**YOUR INSTRUCTIONS**
Copy out every line from the records that includes "JSON".

**INPUT DATA**
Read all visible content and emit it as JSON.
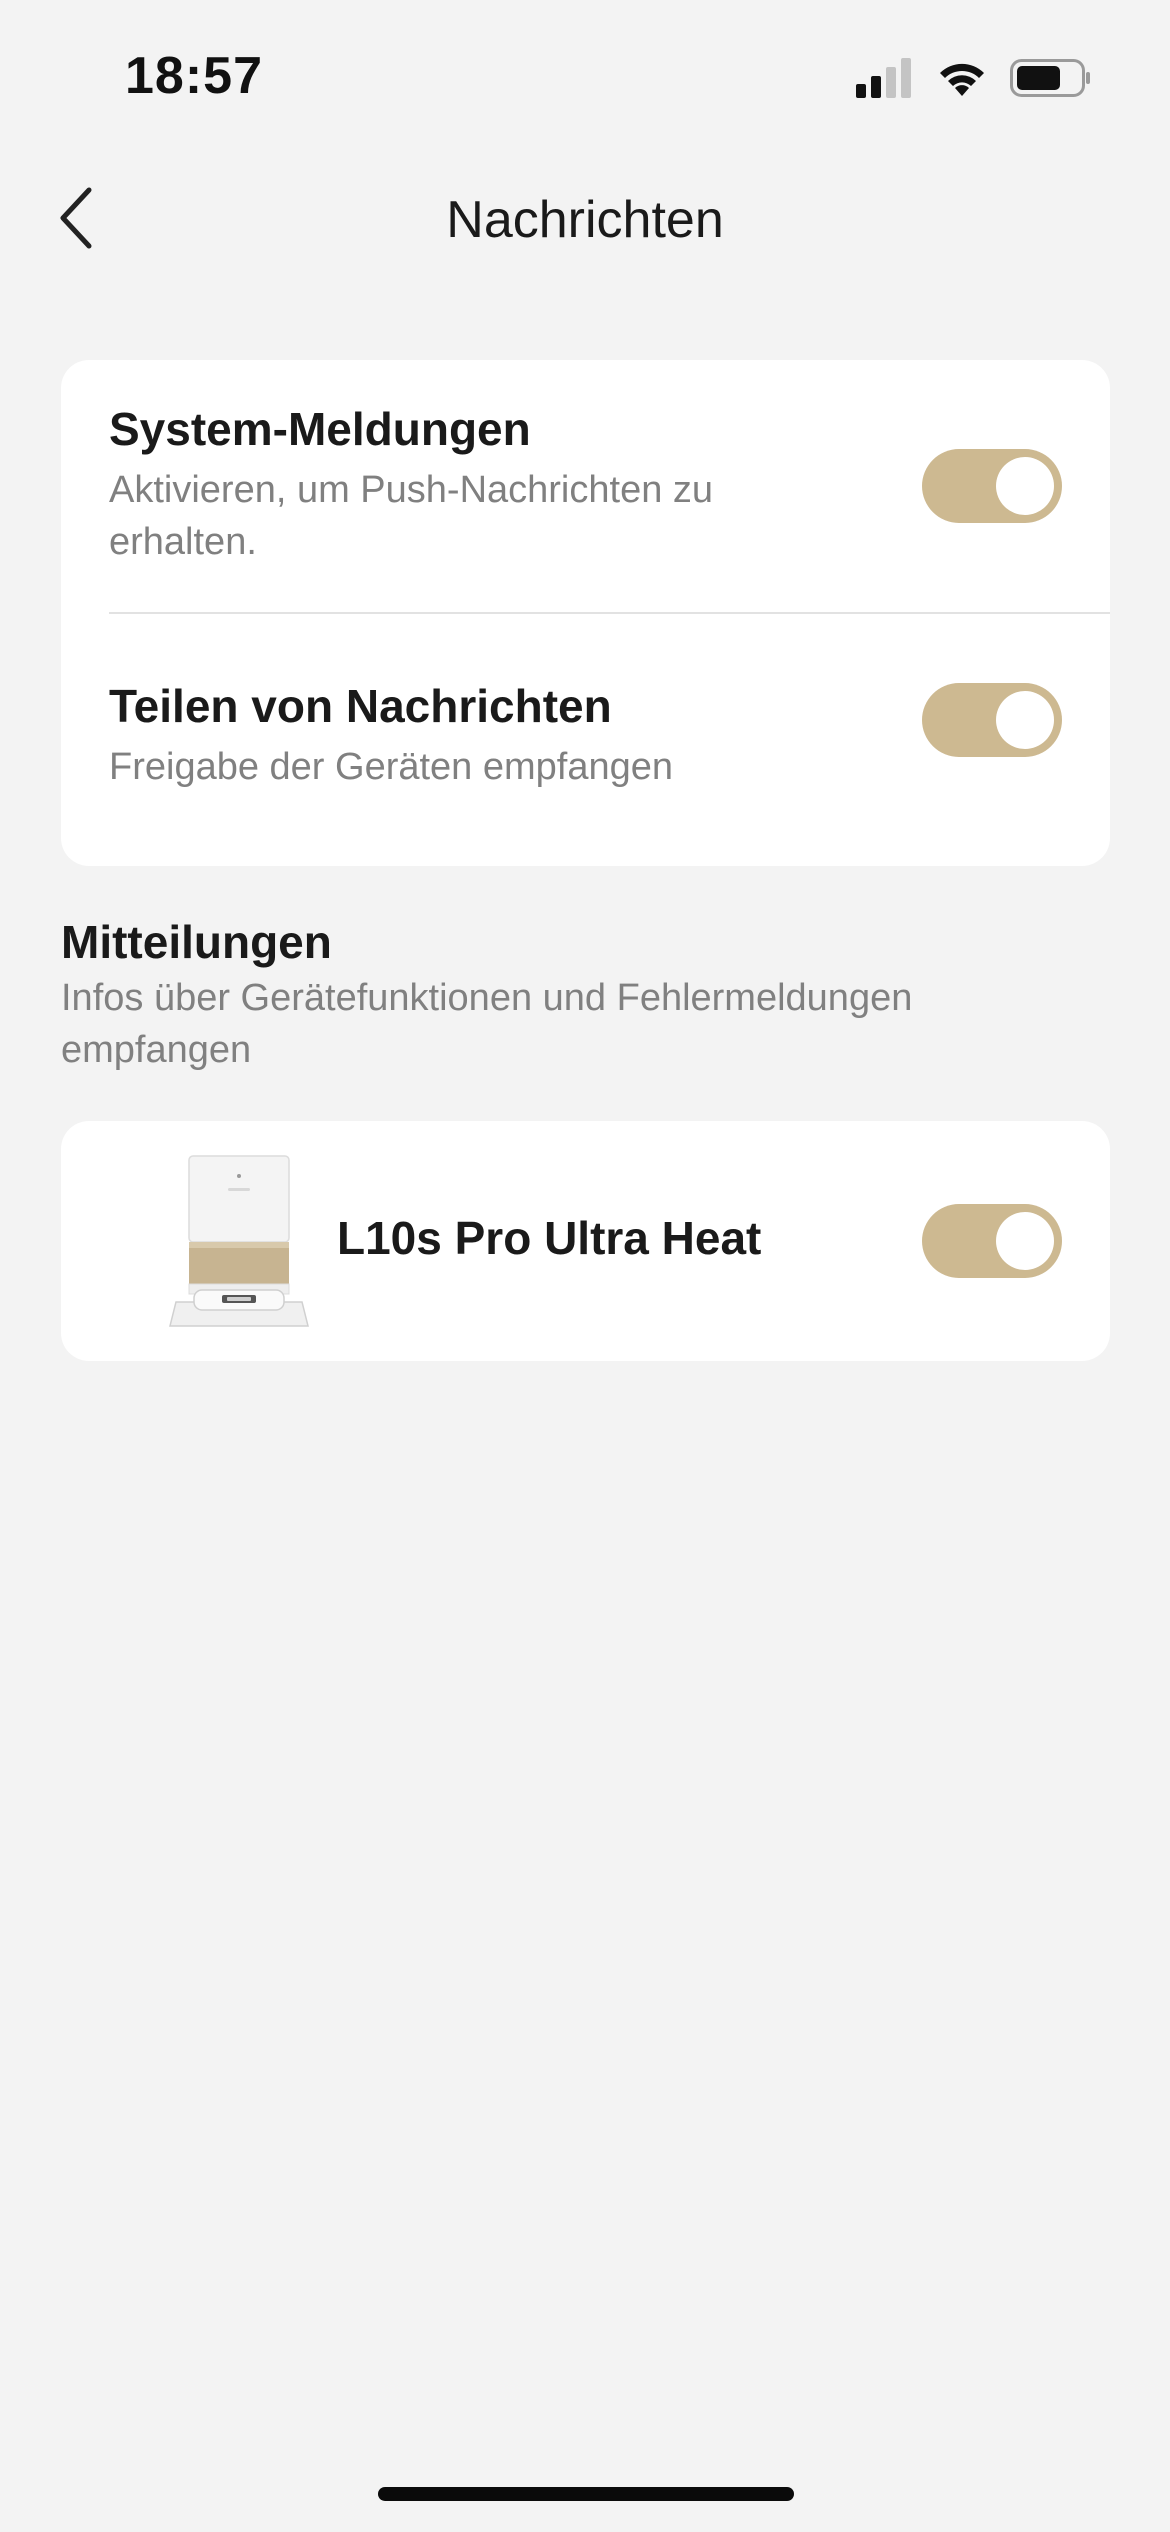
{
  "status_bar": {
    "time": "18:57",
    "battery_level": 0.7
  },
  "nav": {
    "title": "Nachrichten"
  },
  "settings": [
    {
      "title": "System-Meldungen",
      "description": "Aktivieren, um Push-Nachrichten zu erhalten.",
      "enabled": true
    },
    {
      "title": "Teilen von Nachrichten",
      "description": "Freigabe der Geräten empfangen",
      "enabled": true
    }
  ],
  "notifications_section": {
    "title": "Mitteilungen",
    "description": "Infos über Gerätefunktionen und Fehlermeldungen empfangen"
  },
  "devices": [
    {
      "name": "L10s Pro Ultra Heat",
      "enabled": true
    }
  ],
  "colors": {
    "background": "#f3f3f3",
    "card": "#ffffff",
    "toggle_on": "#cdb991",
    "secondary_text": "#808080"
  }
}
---
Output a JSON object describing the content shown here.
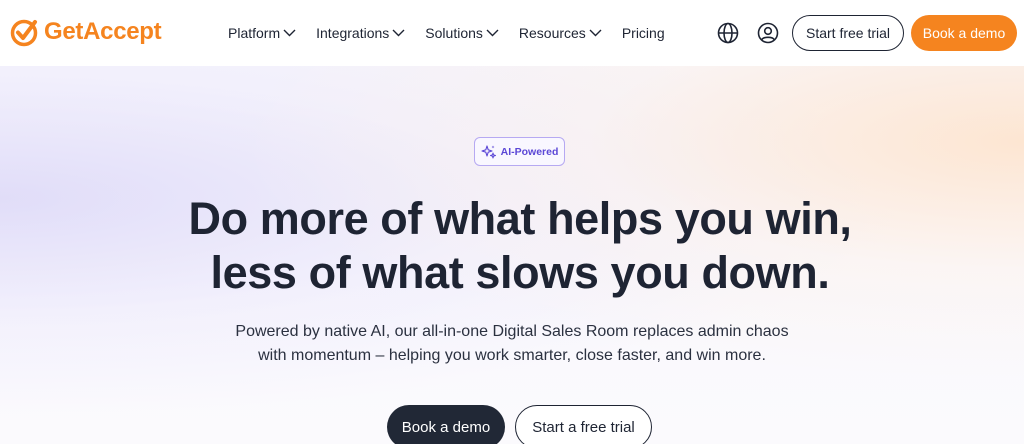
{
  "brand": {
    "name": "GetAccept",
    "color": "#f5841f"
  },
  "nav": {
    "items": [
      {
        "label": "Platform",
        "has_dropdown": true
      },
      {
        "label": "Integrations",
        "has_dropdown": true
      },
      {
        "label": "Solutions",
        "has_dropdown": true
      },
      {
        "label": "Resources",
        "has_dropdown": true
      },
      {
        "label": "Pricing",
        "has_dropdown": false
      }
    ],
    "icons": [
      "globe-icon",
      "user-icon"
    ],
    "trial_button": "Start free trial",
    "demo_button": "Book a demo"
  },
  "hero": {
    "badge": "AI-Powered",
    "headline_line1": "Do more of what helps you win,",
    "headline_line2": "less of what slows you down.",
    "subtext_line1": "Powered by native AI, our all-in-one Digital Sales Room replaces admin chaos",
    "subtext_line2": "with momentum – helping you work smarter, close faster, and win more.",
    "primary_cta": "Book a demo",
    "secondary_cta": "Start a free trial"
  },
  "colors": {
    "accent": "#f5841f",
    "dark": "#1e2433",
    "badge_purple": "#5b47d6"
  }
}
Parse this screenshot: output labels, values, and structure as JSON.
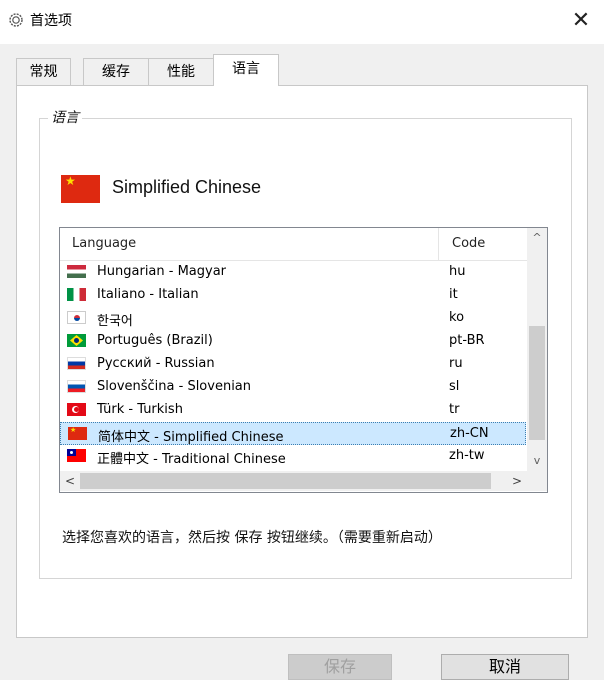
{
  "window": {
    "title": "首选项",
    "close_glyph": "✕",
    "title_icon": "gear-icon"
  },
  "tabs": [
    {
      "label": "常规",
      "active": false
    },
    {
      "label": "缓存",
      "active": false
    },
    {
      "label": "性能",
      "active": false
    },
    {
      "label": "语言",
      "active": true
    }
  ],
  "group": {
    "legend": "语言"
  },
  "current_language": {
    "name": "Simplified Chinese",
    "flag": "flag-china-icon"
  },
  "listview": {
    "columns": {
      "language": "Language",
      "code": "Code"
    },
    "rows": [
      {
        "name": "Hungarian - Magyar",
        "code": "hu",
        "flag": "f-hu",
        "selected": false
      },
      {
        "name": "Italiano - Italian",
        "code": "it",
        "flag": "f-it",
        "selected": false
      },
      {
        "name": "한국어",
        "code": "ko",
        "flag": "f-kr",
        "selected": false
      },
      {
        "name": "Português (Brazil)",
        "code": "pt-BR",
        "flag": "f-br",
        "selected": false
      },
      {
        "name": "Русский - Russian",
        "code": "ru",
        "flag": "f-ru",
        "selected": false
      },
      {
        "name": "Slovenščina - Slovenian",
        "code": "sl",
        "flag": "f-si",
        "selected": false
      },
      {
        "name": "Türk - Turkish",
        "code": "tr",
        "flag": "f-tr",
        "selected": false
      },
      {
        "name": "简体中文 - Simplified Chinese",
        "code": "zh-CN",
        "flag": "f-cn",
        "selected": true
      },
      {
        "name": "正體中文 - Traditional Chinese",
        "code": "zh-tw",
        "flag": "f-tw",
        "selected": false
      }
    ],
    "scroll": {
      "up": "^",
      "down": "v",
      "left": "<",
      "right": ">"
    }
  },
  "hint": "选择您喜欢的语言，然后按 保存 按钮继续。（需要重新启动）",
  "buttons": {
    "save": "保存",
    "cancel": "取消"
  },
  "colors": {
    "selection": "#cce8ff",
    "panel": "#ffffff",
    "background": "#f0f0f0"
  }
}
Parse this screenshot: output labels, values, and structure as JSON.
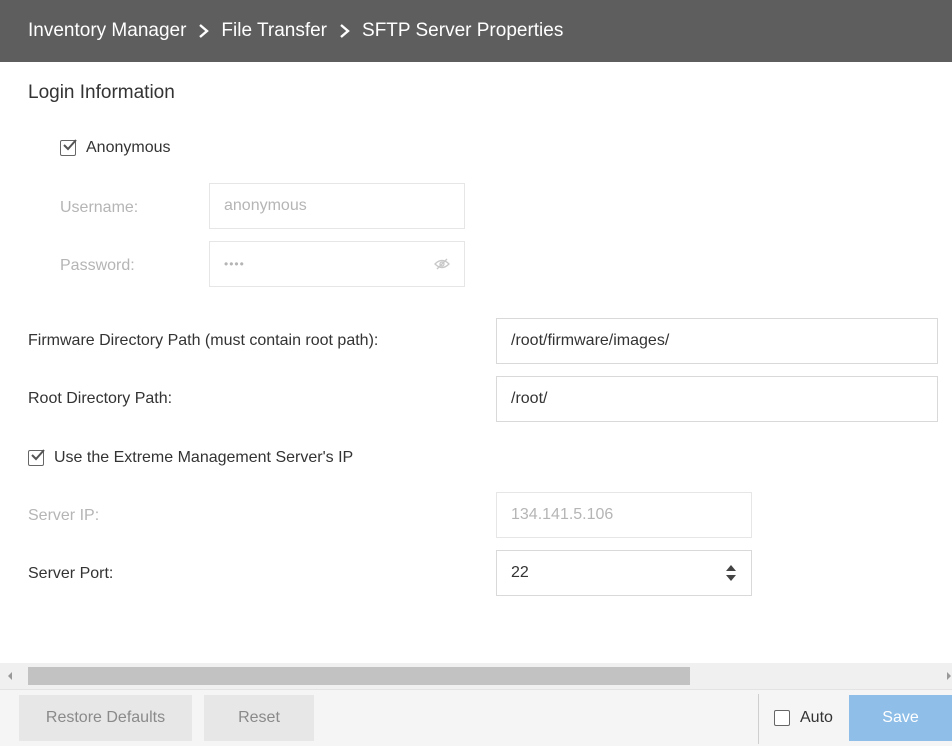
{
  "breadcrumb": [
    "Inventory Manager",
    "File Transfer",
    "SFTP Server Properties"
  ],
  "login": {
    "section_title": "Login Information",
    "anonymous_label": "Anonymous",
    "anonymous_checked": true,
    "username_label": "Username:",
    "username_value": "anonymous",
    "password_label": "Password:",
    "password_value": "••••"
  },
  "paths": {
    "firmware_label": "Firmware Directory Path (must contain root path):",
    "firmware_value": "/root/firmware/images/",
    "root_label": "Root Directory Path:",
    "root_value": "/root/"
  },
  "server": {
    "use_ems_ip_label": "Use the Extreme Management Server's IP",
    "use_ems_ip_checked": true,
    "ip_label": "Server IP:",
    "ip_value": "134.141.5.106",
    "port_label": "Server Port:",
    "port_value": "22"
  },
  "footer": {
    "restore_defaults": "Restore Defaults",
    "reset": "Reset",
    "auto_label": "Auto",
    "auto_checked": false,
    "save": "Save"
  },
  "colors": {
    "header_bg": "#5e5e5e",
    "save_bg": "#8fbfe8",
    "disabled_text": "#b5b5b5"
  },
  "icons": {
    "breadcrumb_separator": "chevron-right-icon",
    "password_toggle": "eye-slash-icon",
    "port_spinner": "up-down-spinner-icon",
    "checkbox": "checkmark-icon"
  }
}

**OUTPUT FOR THIS TASK**
Read all visible content and emit it as JSON.
Output a JSON object describing the content shown here.
Parse this screenshot: output labels, values, and structure as JSON.
Parse this screenshot: output labels, values, and structure as JSON.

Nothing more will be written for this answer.